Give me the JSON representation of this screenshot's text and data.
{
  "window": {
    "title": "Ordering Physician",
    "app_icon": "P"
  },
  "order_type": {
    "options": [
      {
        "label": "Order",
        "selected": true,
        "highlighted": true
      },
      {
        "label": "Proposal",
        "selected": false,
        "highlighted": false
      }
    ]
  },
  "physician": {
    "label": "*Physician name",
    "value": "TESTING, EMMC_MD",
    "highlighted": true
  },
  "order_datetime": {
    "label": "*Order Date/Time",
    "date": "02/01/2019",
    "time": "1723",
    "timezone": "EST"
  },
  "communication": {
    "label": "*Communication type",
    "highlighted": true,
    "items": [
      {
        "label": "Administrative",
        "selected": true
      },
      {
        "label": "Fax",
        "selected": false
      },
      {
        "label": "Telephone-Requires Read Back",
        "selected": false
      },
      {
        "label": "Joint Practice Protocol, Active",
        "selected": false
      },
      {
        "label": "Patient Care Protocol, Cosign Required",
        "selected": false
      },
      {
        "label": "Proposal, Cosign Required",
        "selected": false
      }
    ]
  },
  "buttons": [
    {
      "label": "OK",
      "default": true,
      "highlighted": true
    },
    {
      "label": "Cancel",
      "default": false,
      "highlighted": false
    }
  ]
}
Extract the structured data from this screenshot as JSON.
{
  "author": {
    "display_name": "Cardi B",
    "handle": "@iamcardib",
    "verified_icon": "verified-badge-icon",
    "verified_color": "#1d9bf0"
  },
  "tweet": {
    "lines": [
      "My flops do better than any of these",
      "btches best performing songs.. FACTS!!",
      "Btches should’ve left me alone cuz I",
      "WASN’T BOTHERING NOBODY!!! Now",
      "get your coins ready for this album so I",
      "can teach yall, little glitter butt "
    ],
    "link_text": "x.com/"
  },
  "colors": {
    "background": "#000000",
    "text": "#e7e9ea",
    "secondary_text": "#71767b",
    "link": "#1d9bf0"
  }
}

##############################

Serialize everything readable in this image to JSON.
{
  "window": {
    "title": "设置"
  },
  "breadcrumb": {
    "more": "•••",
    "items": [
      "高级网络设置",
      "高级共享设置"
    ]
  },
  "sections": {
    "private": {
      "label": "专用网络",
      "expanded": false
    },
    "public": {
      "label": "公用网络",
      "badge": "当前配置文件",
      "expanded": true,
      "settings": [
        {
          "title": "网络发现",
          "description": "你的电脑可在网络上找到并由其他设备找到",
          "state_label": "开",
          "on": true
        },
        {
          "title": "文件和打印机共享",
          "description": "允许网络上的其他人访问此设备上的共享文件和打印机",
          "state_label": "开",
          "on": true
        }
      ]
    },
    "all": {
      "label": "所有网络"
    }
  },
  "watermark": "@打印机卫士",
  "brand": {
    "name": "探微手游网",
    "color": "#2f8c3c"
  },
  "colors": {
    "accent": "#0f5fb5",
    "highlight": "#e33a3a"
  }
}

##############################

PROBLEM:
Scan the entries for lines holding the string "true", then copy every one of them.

SOLUTION FOR THIS TASK:
        "selected": true,
        "highlighted": true
    "highlighted": true
    "highlighted": true,
        "selected": true
      "default": true,
      "highlighted": true
      "expanded": true,
          "on": true
          "on": true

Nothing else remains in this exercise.